_TASK REQUIREMENTS_
Exactly the lines from the one containing "Enumerate this screenshot's text" to the final line below should be output, and no others.

Items from an interface collection
------------------------------------------------

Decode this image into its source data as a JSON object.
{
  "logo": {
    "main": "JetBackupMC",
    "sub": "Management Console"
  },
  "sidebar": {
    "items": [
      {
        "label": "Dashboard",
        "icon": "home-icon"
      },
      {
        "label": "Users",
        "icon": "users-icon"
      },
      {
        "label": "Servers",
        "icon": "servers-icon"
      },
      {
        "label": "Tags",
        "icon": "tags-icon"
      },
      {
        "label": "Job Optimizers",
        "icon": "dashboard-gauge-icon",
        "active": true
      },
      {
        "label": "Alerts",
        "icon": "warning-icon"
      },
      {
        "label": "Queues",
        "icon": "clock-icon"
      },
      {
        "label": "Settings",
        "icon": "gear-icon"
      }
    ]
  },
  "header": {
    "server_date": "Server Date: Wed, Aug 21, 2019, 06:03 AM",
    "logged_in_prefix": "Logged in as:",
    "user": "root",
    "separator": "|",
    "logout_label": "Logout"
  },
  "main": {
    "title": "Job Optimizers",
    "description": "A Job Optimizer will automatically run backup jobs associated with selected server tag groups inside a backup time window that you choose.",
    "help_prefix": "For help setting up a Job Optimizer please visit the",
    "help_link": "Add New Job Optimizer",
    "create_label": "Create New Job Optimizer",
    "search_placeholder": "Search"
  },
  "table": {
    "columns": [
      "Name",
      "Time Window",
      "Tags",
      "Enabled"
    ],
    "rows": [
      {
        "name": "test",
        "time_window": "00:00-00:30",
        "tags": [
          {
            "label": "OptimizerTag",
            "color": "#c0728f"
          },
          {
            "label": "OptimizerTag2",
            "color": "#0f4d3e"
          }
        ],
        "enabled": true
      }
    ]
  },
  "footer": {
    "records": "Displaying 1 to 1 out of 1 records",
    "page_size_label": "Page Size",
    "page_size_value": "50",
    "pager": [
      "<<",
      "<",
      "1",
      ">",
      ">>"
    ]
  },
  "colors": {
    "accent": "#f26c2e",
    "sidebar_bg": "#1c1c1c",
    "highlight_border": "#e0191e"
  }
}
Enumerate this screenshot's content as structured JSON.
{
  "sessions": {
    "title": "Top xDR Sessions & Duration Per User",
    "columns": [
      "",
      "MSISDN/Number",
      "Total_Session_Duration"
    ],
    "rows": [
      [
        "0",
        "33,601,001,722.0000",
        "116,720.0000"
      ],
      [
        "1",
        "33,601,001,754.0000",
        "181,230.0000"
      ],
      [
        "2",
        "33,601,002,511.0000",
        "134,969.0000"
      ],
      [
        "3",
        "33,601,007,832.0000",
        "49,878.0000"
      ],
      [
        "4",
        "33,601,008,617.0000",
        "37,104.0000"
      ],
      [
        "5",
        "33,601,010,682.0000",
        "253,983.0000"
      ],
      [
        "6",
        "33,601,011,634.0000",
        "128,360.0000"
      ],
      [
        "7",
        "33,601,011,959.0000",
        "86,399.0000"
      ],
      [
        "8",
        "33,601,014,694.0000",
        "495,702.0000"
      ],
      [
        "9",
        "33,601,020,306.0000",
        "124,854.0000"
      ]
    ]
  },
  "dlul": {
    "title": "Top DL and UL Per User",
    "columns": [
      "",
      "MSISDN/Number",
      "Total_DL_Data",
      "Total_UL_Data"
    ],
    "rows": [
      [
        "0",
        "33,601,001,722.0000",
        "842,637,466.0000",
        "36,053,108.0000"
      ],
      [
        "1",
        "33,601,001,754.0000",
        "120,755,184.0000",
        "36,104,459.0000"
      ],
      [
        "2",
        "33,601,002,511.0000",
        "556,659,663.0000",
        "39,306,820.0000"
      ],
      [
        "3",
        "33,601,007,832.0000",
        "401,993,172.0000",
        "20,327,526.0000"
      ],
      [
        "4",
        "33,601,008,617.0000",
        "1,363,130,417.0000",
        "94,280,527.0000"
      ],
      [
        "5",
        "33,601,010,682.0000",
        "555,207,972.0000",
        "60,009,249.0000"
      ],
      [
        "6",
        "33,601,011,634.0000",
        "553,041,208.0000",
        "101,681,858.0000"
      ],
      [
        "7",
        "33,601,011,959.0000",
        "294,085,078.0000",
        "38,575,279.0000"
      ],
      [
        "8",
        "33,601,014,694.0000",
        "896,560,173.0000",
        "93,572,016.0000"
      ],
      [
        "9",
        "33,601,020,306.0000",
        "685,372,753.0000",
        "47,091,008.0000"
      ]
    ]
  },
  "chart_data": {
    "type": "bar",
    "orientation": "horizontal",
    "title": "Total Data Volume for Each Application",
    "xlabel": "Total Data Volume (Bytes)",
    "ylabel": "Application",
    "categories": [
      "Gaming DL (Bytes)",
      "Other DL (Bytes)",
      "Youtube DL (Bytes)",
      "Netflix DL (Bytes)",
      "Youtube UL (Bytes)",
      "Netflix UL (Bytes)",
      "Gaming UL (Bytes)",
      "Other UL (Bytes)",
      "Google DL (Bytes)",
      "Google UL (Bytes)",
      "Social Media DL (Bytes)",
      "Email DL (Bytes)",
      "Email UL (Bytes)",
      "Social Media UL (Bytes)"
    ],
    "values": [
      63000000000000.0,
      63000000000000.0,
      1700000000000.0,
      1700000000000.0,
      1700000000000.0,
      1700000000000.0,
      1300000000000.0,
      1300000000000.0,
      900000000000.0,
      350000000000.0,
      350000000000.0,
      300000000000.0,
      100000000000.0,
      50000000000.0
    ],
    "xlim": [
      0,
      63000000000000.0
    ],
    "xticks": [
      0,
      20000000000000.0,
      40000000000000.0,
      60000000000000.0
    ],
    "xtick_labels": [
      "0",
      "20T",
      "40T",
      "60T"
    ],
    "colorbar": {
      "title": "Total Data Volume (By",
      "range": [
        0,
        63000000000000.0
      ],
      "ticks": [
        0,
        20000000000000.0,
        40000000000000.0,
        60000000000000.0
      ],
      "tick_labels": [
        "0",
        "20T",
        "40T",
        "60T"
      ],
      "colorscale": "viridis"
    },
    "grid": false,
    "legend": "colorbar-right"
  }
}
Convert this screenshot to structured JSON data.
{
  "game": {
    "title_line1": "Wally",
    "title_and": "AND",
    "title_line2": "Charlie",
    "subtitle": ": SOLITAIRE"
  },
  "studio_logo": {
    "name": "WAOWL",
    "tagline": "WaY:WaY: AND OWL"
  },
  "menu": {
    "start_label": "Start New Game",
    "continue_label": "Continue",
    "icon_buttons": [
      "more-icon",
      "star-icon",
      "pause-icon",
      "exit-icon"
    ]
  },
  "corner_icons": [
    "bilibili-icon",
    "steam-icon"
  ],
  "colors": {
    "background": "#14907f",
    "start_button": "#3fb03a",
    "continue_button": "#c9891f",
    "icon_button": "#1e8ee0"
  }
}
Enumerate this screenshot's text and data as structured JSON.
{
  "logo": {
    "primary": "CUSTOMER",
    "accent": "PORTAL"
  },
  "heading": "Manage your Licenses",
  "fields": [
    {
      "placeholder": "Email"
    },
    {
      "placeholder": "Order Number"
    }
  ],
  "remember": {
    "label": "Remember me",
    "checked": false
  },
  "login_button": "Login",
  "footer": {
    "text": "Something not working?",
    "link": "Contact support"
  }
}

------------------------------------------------

_OUTPUT_
Enumerate this screenshot's text and data as structured JSON.
{
  "logo": {
    "primary": "CUSTOMER",
    "accent": "PORTAL"
  },
  "heading": "Manage your Licenses",
  "fields": [
    {
      "placeholder": "Email"
    },
    {
      "placeholder": "Order Number"
    }
  ],
  "remember": {
    "label": "Remember me",
    "checked": false
  },
  "login_button": "Login",
  "footer": {
    "text": "Something not working?",
    "link": "Contact support"
  }
}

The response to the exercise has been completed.